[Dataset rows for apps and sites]
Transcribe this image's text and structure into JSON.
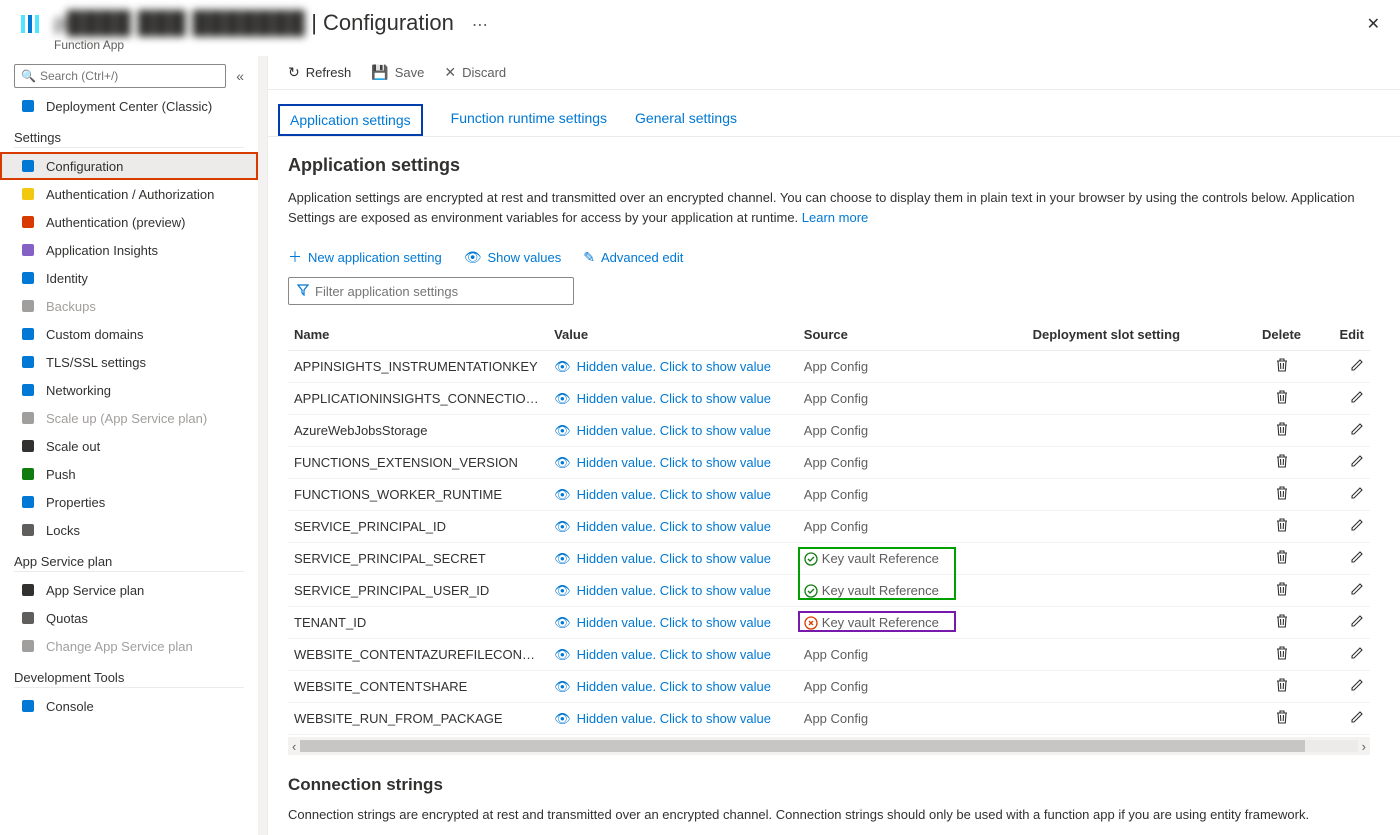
{
  "header": {
    "title_obscured": "p████ ███ ███████",
    "title_suffix": " | Configuration",
    "subtitle": "Function App",
    "more": "⋯"
  },
  "search": {
    "placeholder": "Search (Ctrl+/)"
  },
  "sidebar": {
    "items": [
      {
        "icon": "deployment",
        "label": "Deployment Center (Classic)",
        "color": "#0078d4"
      }
    ],
    "settings_title": "Settings",
    "settings_items": [
      {
        "icon": "config",
        "label": "Configuration",
        "active": true,
        "highlighted": true,
        "color": "#0078d4"
      },
      {
        "icon": "key",
        "label": "Authentication / Authorization",
        "color": "#f2c811"
      },
      {
        "icon": "auth",
        "label": "Authentication (preview)",
        "color": "#d83b01"
      },
      {
        "icon": "bulb",
        "label": "Application Insights",
        "color": "#8661c5"
      },
      {
        "icon": "identity",
        "label": "Identity",
        "color": "#0078d4"
      },
      {
        "icon": "backup",
        "label": "Backups",
        "disabled": true,
        "color": "#a19f9d"
      },
      {
        "icon": "domain",
        "label": "Custom domains",
        "color": "#0078d4"
      },
      {
        "icon": "shield",
        "label": "TLS/SSL settings",
        "color": "#0078d4"
      },
      {
        "icon": "network",
        "label": "Networking",
        "color": "#0078d4"
      },
      {
        "icon": "scaleup",
        "label": "Scale up (App Service plan)",
        "disabled": true,
        "color": "#a19f9d"
      },
      {
        "icon": "scaleout",
        "label": "Scale out",
        "color": "#323130"
      },
      {
        "icon": "push",
        "label": "Push",
        "color": "#107c10"
      },
      {
        "icon": "props",
        "label": "Properties",
        "color": "#0078d4"
      },
      {
        "icon": "lock",
        "label": "Locks",
        "color": "#605e5c"
      }
    ],
    "asp_title": "App Service plan",
    "asp_items": [
      {
        "icon": "asp",
        "label": "App Service plan",
        "color": "#323130"
      },
      {
        "icon": "quota",
        "label": "Quotas",
        "color": "#605e5c"
      },
      {
        "icon": "change",
        "label": "Change App Service plan",
        "disabled": true,
        "color": "#a19f9d"
      }
    ],
    "dev_title": "Development Tools",
    "dev_items": [
      {
        "icon": "console",
        "label": "Console",
        "color": "#0078d4"
      }
    ]
  },
  "toolbar": {
    "refresh": "Refresh",
    "save": "Save",
    "discard": "Discard"
  },
  "tabs": [
    {
      "label": "Application settings",
      "active": true
    },
    {
      "label": "Function runtime settings"
    },
    {
      "label": "General settings"
    }
  ],
  "section_title": "Application settings",
  "description": "Application settings are encrypted at rest and transmitted over an encrypted channel. You can choose to display them in plain text in your browser by using the controls below. Application Settings are exposed as environment variables for access by your application at runtime. ",
  "learn_more": "Learn more",
  "actions": {
    "new": "New application setting",
    "show": "Show values",
    "advanced": "Advanced edit"
  },
  "filter_placeholder": "Filter application settings",
  "table": {
    "headers": {
      "name": "Name",
      "value": "Value",
      "source": "Source",
      "slot": "Deployment slot setting",
      "delete": "Delete",
      "edit": "Edit"
    },
    "hidden_text": "Hidden value. Click to show value",
    "rows": [
      {
        "name": "APPINSIGHTS_INSTRUMENTATIONKEY",
        "source": "App Config"
      },
      {
        "name": "APPLICATIONINSIGHTS_CONNECTION_STRIN",
        "source": "App Config"
      },
      {
        "name": "AzureWebJobsStorage",
        "source": "App Config"
      },
      {
        "name": "FUNCTIONS_EXTENSION_VERSION",
        "source": "App Config"
      },
      {
        "name": "FUNCTIONS_WORKER_RUNTIME",
        "source": "App Config"
      },
      {
        "name": "SERVICE_PRINCIPAL_ID",
        "source": "App Config"
      },
      {
        "name": "SERVICE_PRINCIPAL_SECRET",
        "source": "Key vault Reference",
        "status": "ok"
      },
      {
        "name": "SERVICE_PRINCIPAL_USER_ID",
        "source": "Key vault Reference",
        "status": "ok"
      },
      {
        "name": "TENANT_ID",
        "source": "Key vault Reference",
        "status": "error"
      },
      {
        "name": "WEBSITE_CONTENTAZUREFILECONNECTIONS",
        "source": "App Config"
      },
      {
        "name": "WEBSITE_CONTENTSHARE",
        "source": "App Config"
      },
      {
        "name": "WEBSITE_RUN_FROM_PACKAGE",
        "source": "App Config"
      }
    ]
  },
  "connection_title": "Connection strings",
  "connection_desc": "Connection strings are encrypted at rest and transmitted over an encrypted channel. Connection strings should only be used with a function app if you are using entity framework."
}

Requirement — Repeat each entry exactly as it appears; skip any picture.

Written response —
Transcribe this image's text and structure into JSON.
{
  "header": {
    "title_obscured": "p████ ███ ███████",
    "title_suffix": " | Configuration",
    "subtitle": "Function App",
    "more": "⋯"
  },
  "search": {
    "placeholder": "Search (Ctrl+/)"
  },
  "sidebar": {
    "items": [
      {
        "icon": "deployment",
        "label": "Deployment Center (Classic)",
        "color": "#0078d4"
      }
    ],
    "settings_title": "Settings",
    "settings_items": [
      {
        "icon": "config",
        "label": "Configuration",
        "active": true,
        "highlighted": true,
        "color": "#0078d4"
      },
      {
        "icon": "key",
        "label": "Authentication / Authorization",
        "color": "#f2c811"
      },
      {
        "icon": "auth",
        "label": "Authentication (preview)",
        "color": "#d83b01"
      },
      {
        "icon": "bulb",
        "label": "Application Insights",
        "color": "#8661c5"
      },
      {
        "icon": "identity",
        "label": "Identity",
        "color": "#0078d4"
      },
      {
        "icon": "backup",
        "label": "Backups",
        "disabled": true,
        "color": "#a19f9d"
      },
      {
        "icon": "domain",
        "label": "Custom domains",
        "color": "#0078d4"
      },
      {
        "icon": "shield",
        "label": "TLS/SSL settings",
        "color": "#0078d4"
      },
      {
        "icon": "network",
        "label": "Networking",
        "color": "#0078d4"
      },
      {
        "icon": "scaleup",
        "label": "Scale up (App Service plan)",
        "disabled": true,
        "color": "#a19f9d"
      },
      {
        "icon": "scaleout",
        "label": "Scale out",
        "color": "#323130"
      },
      {
        "icon": "push",
        "label": "Push",
        "color": "#107c10"
      },
      {
        "icon": "props",
        "label": "Properties",
        "color": "#0078d4"
      },
      {
        "icon": "lock",
        "label": "Locks",
        "color": "#605e5c"
      }
    ],
    "asp_title": "App Service plan",
    "asp_items": [
      {
        "icon": "asp",
        "label": "App Service plan",
        "color": "#323130"
      },
      {
        "icon": "quota",
        "label": "Quotas",
        "color": "#605e5c"
      },
      {
        "icon": "change",
        "label": "Change App Service plan",
        "disabled": true,
        "color": "#a19f9d"
      }
    ],
    "dev_title": "Development Tools",
    "dev_items": [
      {
        "icon": "console",
        "label": "Console",
        "color": "#0078d4"
      }
    ]
  },
  "toolbar": {
    "refresh": "Refresh",
    "save": "Save",
    "discard": "Discard"
  },
  "tabs": [
    {
      "label": "Application settings",
      "active": true
    },
    {
      "label": "Function runtime settings"
    },
    {
      "label": "General settings"
    }
  ],
  "section_title": "Application settings",
  "description": "Application settings are encrypted at rest and transmitted over an encrypted channel. You can choose to display them in plain text in your browser by using the controls below. Application Settings are exposed as environment variables for access by your application at runtime. ",
  "learn_more": "Learn more",
  "actions": {
    "new": "New application setting",
    "show": "Show values",
    "advanced": "Advanced edit"
  },
  "filter_placeholder": "Filter application settings",
  "table": {
    "headers": {
      "name": "Name",
      "value": "Value",
      "source": "Source",
      "slot": "Deployment slot setting",
      "delete": "Delete",
      "edit": "Edit"
    },
    "hidden_text": "Hidden value. Click to show value",
    "rows": [
      {
        "name": "APPINSIGHTS_INSTRUMENTATIONKEY",
        "source": "App Config"
      },
      {
        "name": "APPLICATIONINSIGHTS_CONNECTION_STRIN",
        "source": "App Config"
      },
      {
        "name": "AzureWebJobsStorage",
        "source": "App Config"
      },
      {
        "name": "FUNCTIONS_EXTENSION_VERSION",
        "source": "App Config"
      },
      {
        "name": "FUNCTIONS_WORKER_RUNTIME",
        "source": "App Config"
      },
      {
        "name": "SERVICE_PRINCIPAL_ID",
        "source": "App Config"
      },
      {
        "name": "SERVICE_PRINCIPAL_SECRET",
        "source": "Key vault Reference",
        "status": "ok"
      },
      {
        "name": "SERVICE_PRINCIPAL_USER_ID",
        "source": "Key vault Reference",
        "status": "ok"
      },
      {
        "name": "TENANT_ID",
        "source": "Key vault Reference",
        "status": "error"
      },
      {
        "name": "WEBSITE_CONTENTAZUREFILECONNECTIONS",
        "source": "App Config"
      },
      {
        "name": "WEBSITE_CONTENTSHARE",
        "source": "App Config"
      },
      {
        "name": "WEBSITE_RUN_FROM_PACKAGE",
        "source": "App Config"
      }
    ]
  },
  "connection_title": "Connection strings",
  "connection_desc": "Connection strings are encrypted at rest and transmitted over an encrypted channel. Connection strings should only be used with a function app if you are using entity framework."
}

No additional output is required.